During the heyday of American trade unionism, the local, regional and national influence of the Teamsters Union loomed large. At its peak the union neared two million members largely in transportation, a strategically significant sector of the economy.
Additionally, prominent figures like Teamsters’ International President James R. Hoffa became larger than life personalities, often seen socializing with celebrities and movie stars. Newspaper, radio and TV interviews, as well as hostile Congressional hearings, for example, served to bolster Hoffa’s – and his lieutenants’ – reputations and influence.
Interestingly, while the Teamsters’ commitment to and support for racial and gender equality was often spurious, especially on a national level, opportunities did emerge for local leaders to flex Teamsters’ muscle outside of the traditional confines of the workplace or contract. In fact, some local Teamsters, like St. Louis based Local 688 leaders, Harold Gibbons and Ernest Calloway, struck a delicate balance between a highly centralized, often undemocratic, mob-influenced union and an emerging, community-based, African American led civil rights movement, thereby articulating a type of civic trade unionism worthy of continued research and understanding.
Robert Bussel’s Fighting For Total Person Unionism: Harold Gibbons, Ernest Calloway, And Working Class Citizenship is a welcomed addition to our understanding of the Teamsters’ Union, two of its most important local leaders, Gibbons and Calloway, and the ever-changing dynamic of labor-community collaboration.
Both sons of working class miners, Gibbons was born into an Irish immigrant, working class family, while Calloway, was an African American one generation removed from slavery.
Arguably, their upbringing mirrored the experiences of many working class Americans raised during the Great Depression. However, while both Gibbons and Calloway articulated and fought for an expanded view of unionism, a total person unionism, they also made many compromises along the way, often mimicking the tactics of their patron, the Teamsters’ President, Hoffa.
In short, Gibbons and Calloway were simultaneously pragmatic and idealistic.
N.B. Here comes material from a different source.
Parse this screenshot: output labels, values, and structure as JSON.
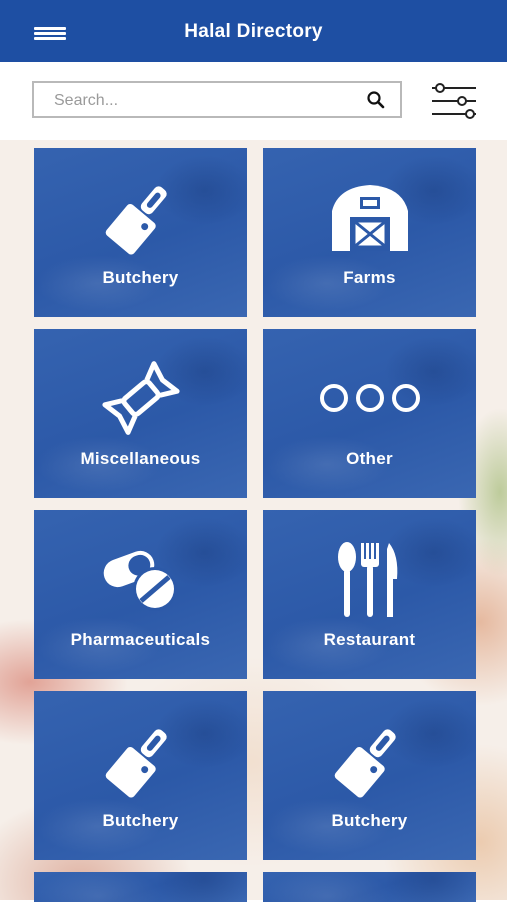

They embodied many of the contradictions of a trade unionism struggling to gain legitimacy among business elites, while advocating for socialist-like programs initiated and administered by the union – programs that directly benefited the union’s membership, treating them as total persons, not just workers in a shop.
They dramatically expanded Local 688’s role into the sphere of civics, health, education and housing and created a community bargaining table, led by Teamsters and their allies, while unfortunately employing the internal, traditionally conservative, top-down, business union tactics that all too often disempowered rank-and-file union members.
Additionally, Gibbons and Calloway both held a special antipathy towards communists and the Communist Party, USA, often shortsightedly supporting center-right forces in an anti-communist crusade that not only harmed unions lead by communists, but also weakened the Teamsters at the community bargaining table.
Bussel does a great job humanizing both Gibbons and Calloway, providing personal depth of understanding and pragmatic political insight as these two remarkable trade union leaders attempted to construct a dynamic labor-community partnership demonstrating – in practice – the potential for an expanded, robust role for unions in the larger life of St. Louis’ majority Black population.
Unlike many other union leaders, Gibbons and Calloway championed African American participation in the Teamsters’ Union. As Bussel writes, “With a 10 to 15 percent African American membership…Gibbons sought to set an example within his own ranks, pursuing a multi-pronged approach to persuade his members that discrimination and intolerance were unacceptable.”
“The union sought to negotiate non-discrimination clauses in its contracts and succeeded in abolishing racially based pay differentials…the union also insisted in holding integrated recreational programs and social events. [Gibbons] recruited African Americans, Jews, and Asians for his staff…,” policies that often put Gibbins and Calloway at odds with their majority white, and often racist, membership.
Interestingly, Gibbons and Calloway’s efforts at constructing an inclusive, labor-community partnership meant that they usually had more in common with communist led unions – like District 8 of the United Electrical, Radio and Machine Workers’ Union lead by William Sentner, an open communist – than their AFL or CIO counterparts.
Additionally, Calloway’s leadership in the St. Louis NAACP provided Teamsters Local 688 access to African American community and business leaders, but also served to limit the union’s radicalism, placing it and Calloway at odds with the emerging Black Power Movement.
Later in life, as the political winds shifted and as the Teamsters International sought to consolidate power, Gibbons and Calloway were ousted. And their experiment in total person unionism was jettisoned by the union they had helped build.
Bussel paints a vivid portrait of two very complex – and often contradictory – union leaders. Fighting For Total Person Unionism: Harold Gibbons, Ernest Calloway, and Working Class Citizenship holds many important lessons for unionists today, and deserves to be read widely.
Fighting for Total Person Unionism: Harold Gibbons, Ernest Calloway, And Working Class Citizenship
By Robert Bussel
University of Illinois Press, 2015, 272 pages